## Task to complete
Could you print each entry below verbatim while omitting the pictures?

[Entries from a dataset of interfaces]
★ ★ ★ ★ ★

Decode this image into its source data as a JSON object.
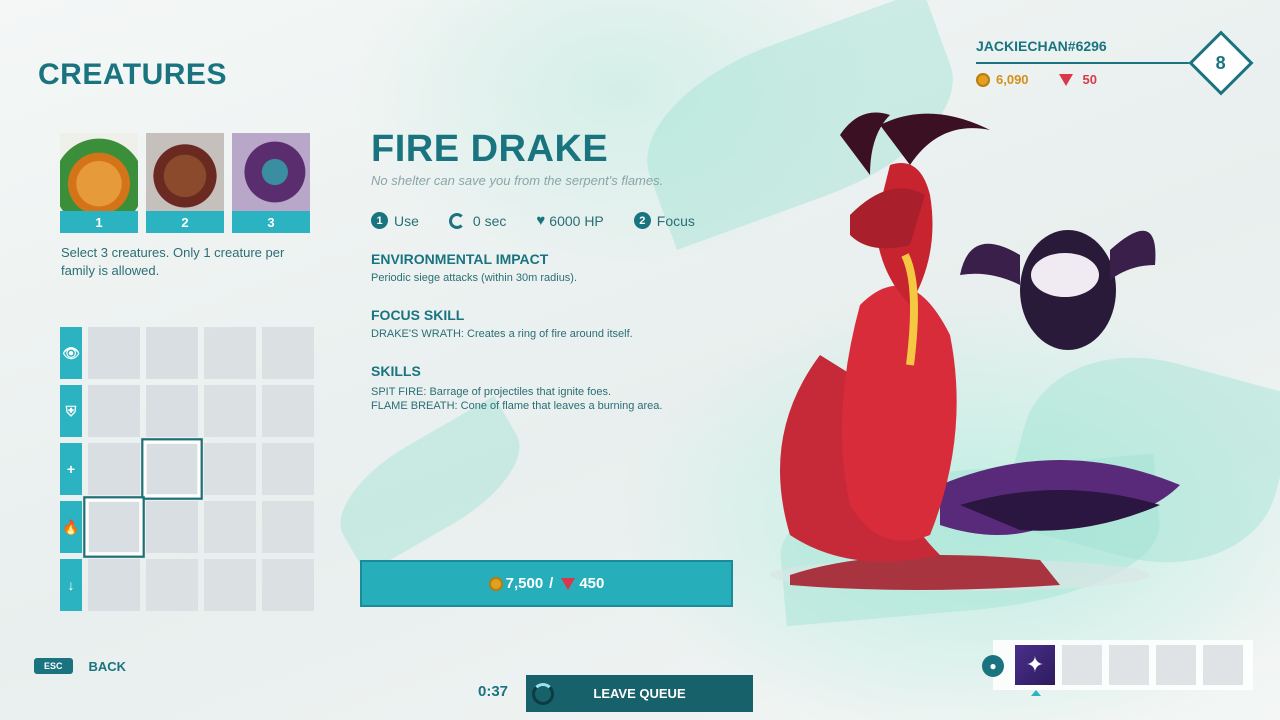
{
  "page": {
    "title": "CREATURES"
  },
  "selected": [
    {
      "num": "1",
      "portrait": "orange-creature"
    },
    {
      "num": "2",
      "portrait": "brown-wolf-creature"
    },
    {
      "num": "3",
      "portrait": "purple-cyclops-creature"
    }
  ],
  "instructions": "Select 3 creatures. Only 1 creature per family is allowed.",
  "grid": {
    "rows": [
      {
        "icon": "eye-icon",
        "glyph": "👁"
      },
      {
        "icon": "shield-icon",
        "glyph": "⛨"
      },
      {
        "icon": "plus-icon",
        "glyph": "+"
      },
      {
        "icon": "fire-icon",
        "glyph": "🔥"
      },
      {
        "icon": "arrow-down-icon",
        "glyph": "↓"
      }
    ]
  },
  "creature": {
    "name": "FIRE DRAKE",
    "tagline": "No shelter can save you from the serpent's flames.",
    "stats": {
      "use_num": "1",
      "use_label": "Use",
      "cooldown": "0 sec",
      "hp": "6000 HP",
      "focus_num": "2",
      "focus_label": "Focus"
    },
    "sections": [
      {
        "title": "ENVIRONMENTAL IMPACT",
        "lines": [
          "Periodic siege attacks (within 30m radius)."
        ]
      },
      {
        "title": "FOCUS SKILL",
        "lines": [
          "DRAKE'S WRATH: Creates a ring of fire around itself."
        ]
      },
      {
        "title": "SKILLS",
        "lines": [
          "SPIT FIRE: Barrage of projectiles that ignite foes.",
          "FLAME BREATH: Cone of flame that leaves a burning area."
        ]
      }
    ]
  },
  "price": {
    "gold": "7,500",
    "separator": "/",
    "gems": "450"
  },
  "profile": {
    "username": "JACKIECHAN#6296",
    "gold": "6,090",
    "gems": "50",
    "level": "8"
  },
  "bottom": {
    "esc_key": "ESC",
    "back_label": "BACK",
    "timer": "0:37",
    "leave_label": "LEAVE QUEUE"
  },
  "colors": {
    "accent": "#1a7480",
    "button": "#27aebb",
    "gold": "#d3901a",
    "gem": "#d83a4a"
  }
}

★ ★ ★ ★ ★

## Answer for the task
Decode this image into its source data as a JSON object.
{
  "page": {
    "title": "CREATURES"
  },
  "selected": [
    {
      "num": "1",
      "portrait": "orange-creature"
    },
    {
      "num": "2",
      "portrait": "brown-wolf-creature"
    },
    {
      "num": "3",
      "portrait": "purple-cyclops-creature"
    }
  ],
  "instructions": "Select 3 creatures. Only 1 creature per family is allowed.",
  "grid": {
    "rows": [
      {
        "icon": "eye-icon",
        "glyph": "👁"
      },
      {
        "icon": "shield-icon",
        "glyph": "⛨"
      },
      {
        "icon": "plus-icon",
        "glyph": "+"
      },
      {
        "icon": "fire-icon",
        "glyph": "🔥"
      },
      {
        "icon": "arrow-down-icon",
        "glyph": "↓"
      }
    ]
  },
  "creature": {
    "name": "FIRE DRAKE",
    "tagline": "No shelter can save you from the serpent's flames.",
    "stats": {
      "use_num": "1",
      "use_label": "Use",
      "cooldown": "0 sec",
      "hp": "6000 HP",
      "focus_num": "2",
      "focus_label": "Focus"
    },
    "sections": [
      {
        "title": "ENVIRONMENTAL IMPACT",
        "lines": [
          "Periodic siege attacks (within 30m radius)."
        ]
      },
      {
        "title": "FOCUS SKILL",
        "lines": [
          "DRAKE'S WRATH: Creates a ring of fire around itself."
        ]
      },
      {
        "title": "SKILLS",
        "lines": [
          "SPIT FIRE: Barrage of projectiles that ignite foes.",
          "FLAME BREATH: Cone of flame that leaves a burning area."
        ]
      }
    ]
  },
  "price": {
    "gold": "7,500",
    "separator": "/",
    "gems": "450"
  },
  "profile": {
    "username": "JACKIECHAN#6296",
    "gold": "6,090",
    "gems": "50",
    "level": "8"
  },
  "bottom": {
    "esc_key": "ESC",
    "back_label": "BACK",
    "timer": "0:37",
    "leave_label": "LEAVE QUEUE"
  },
  "colors": {
    "accent": "#1a7480",
    "button": "#27aebb",
    "gold": "#d3901a",
    "gem": "#d83a4a"
  }
}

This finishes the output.